TASK GOAL. Search the material below for "icon" and copy every line where it occurs.

———

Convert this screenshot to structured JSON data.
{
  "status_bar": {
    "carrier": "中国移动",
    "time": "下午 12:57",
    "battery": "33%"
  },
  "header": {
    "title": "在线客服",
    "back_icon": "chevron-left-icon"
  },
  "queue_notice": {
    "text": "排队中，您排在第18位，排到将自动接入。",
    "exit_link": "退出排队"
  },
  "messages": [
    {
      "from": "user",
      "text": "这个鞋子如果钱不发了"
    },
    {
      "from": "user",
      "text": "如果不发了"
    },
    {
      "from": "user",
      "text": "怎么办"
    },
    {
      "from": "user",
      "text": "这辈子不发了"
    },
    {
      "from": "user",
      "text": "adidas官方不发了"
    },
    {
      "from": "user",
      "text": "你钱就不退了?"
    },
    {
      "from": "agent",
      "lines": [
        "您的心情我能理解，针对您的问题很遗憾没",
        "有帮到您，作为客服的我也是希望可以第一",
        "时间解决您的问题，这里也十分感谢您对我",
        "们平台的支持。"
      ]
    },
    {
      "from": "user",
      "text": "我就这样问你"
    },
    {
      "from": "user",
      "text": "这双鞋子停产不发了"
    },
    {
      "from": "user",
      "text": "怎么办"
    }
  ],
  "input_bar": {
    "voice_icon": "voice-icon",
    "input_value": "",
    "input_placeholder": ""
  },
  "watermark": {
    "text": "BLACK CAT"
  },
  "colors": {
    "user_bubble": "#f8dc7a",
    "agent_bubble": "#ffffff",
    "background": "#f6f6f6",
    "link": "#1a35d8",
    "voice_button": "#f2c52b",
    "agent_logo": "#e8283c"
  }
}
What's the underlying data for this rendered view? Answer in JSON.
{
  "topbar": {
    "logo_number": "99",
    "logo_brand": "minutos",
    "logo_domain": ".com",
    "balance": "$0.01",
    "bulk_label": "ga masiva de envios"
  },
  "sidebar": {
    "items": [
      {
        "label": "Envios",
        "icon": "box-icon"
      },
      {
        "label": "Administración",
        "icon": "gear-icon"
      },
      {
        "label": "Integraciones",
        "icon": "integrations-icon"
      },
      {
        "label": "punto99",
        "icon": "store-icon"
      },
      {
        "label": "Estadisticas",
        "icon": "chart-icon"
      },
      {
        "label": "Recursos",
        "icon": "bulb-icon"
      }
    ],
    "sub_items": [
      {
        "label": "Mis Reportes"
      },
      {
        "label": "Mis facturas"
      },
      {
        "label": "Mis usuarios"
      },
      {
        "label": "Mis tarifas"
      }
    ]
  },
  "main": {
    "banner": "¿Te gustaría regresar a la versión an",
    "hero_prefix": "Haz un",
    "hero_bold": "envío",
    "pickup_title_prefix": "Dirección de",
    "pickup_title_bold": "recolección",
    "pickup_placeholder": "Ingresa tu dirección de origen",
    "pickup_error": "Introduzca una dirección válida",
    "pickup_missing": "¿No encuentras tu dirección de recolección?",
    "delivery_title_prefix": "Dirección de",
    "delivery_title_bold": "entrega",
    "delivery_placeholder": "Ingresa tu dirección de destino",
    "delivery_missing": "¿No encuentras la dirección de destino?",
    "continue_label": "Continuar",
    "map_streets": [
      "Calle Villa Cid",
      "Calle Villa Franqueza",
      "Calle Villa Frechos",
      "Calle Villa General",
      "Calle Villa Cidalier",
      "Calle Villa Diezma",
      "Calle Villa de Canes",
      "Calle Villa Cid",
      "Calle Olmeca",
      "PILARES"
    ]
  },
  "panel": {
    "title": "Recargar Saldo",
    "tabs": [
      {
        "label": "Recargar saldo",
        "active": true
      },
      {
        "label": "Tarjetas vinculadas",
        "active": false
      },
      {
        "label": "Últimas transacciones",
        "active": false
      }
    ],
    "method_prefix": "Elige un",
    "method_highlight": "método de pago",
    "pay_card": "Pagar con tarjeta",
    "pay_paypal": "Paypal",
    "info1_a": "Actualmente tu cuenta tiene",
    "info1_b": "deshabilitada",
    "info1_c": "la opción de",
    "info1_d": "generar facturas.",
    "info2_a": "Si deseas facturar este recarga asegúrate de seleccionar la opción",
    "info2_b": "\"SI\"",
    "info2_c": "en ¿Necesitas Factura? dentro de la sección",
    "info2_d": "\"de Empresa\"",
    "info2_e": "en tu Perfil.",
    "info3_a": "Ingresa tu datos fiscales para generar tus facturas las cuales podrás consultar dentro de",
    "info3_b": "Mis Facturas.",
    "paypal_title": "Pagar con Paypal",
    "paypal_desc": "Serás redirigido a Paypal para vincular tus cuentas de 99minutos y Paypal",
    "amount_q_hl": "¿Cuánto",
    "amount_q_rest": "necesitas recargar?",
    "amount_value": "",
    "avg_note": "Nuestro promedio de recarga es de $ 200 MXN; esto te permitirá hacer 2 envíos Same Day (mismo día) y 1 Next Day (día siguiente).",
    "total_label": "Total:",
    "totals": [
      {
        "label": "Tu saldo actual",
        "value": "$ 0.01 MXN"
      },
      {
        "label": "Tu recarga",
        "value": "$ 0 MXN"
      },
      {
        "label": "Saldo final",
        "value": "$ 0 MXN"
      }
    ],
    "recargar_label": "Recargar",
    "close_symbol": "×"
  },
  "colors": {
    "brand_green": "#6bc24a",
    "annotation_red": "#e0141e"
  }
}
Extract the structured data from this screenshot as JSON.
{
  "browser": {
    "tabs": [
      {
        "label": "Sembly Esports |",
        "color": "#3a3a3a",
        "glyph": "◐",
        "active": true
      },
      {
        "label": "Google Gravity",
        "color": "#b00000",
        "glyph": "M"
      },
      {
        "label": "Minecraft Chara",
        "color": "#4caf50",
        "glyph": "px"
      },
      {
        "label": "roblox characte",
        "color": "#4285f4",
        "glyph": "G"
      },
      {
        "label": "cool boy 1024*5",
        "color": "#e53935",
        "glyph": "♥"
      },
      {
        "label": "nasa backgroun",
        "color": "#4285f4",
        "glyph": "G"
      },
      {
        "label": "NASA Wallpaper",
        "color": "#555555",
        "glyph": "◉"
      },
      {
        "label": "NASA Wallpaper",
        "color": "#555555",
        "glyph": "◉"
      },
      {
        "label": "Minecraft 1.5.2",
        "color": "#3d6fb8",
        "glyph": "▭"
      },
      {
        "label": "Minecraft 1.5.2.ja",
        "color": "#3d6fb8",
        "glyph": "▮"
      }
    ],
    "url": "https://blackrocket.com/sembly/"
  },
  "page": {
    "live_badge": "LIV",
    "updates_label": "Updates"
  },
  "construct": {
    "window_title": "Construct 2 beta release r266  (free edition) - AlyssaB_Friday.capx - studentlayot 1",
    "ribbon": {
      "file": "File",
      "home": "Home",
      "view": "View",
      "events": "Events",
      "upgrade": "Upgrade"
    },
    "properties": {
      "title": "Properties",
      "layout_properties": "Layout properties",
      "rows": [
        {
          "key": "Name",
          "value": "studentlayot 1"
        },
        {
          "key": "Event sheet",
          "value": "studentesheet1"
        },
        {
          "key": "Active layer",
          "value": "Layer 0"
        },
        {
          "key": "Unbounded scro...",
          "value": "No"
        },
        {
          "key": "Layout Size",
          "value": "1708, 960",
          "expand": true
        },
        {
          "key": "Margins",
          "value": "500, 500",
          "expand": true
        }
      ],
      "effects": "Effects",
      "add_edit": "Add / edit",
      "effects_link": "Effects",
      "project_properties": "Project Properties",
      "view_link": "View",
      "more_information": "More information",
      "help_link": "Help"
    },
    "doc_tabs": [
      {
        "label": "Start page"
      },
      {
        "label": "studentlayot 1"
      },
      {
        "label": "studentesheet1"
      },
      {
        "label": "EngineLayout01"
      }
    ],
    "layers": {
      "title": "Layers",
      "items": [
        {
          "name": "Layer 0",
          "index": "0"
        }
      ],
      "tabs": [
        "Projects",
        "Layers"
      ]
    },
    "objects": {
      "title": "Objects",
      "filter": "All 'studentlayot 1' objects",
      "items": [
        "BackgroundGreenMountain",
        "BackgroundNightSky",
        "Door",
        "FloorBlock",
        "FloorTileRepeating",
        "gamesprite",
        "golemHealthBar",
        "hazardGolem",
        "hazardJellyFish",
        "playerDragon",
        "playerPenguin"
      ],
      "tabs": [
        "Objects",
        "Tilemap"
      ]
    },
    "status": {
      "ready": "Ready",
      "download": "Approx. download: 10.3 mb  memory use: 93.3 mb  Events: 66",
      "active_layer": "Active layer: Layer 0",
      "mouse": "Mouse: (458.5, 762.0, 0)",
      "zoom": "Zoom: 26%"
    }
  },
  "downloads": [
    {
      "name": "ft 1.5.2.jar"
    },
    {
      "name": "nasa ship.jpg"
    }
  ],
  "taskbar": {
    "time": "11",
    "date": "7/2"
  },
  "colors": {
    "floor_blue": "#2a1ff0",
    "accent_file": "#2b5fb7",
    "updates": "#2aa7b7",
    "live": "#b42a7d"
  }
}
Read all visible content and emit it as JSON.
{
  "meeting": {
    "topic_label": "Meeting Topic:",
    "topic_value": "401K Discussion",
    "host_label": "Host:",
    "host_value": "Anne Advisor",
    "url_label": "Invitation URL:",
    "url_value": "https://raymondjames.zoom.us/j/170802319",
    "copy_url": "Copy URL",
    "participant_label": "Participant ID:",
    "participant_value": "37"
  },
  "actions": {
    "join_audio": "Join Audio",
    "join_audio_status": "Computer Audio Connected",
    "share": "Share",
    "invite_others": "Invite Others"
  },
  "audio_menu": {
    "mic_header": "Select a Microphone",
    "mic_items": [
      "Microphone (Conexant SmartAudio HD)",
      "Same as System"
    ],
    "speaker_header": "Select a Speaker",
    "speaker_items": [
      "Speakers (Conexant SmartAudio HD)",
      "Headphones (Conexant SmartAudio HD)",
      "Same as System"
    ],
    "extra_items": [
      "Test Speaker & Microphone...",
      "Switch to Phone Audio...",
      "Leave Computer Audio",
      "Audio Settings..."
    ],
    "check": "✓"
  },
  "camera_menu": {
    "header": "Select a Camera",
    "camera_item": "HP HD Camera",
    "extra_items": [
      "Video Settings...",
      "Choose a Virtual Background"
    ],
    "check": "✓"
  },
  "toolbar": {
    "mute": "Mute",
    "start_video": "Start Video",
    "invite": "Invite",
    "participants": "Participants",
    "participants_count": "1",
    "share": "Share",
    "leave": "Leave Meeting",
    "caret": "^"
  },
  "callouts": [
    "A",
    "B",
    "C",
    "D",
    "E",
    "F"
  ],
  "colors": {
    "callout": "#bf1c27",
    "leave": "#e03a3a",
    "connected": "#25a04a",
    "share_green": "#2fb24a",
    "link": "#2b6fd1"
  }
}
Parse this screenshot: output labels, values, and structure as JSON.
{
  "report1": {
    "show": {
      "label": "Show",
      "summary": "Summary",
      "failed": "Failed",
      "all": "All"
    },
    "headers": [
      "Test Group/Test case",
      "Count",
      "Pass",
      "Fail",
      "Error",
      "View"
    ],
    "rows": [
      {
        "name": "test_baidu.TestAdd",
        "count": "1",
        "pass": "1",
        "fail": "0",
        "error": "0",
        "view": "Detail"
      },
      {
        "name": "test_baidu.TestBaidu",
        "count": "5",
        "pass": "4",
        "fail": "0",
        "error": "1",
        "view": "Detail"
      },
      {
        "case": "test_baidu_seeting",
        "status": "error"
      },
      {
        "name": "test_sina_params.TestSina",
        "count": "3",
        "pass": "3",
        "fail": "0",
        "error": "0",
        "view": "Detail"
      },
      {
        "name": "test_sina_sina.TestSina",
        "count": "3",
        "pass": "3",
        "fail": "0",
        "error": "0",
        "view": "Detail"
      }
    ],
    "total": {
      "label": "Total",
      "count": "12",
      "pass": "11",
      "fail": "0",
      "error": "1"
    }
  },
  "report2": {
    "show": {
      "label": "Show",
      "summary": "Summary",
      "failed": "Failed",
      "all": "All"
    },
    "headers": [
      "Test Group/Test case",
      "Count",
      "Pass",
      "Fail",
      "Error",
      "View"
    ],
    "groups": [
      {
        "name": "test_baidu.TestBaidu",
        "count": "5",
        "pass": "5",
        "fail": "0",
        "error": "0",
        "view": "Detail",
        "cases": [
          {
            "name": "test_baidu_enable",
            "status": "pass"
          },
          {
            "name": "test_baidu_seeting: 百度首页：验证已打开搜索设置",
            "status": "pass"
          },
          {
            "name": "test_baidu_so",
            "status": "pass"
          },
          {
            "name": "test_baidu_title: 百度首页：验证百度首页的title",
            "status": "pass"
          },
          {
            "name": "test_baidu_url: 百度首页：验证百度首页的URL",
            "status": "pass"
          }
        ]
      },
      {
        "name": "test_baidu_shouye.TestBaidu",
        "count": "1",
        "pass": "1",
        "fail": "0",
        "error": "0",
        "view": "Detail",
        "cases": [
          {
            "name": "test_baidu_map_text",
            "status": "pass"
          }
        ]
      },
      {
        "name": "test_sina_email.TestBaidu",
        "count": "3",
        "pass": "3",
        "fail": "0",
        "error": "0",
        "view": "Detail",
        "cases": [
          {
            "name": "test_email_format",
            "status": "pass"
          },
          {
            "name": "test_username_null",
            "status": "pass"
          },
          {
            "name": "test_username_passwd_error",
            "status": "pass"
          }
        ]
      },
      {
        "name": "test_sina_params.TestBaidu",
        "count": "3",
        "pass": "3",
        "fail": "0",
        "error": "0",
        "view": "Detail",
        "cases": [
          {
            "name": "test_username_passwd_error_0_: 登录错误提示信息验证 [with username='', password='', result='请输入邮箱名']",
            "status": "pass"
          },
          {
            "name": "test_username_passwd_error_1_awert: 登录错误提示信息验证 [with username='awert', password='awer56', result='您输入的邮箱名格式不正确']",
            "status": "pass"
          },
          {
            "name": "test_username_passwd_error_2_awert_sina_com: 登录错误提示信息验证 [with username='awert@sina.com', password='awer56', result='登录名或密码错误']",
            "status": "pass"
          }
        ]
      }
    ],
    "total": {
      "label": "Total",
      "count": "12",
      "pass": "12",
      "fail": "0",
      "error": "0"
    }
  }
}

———

EXERCISE ANSWER.
    "back_icon": "chevron-left-icon"
    "voice_icon": "voice-icon",
        "icon": "box-icon"
        "icon": "gear-icon"
        "icon": "integrations-icon"
        "icon": "store-icon"
        "icon": "chart-icon"
        "icon": "bulb-icon"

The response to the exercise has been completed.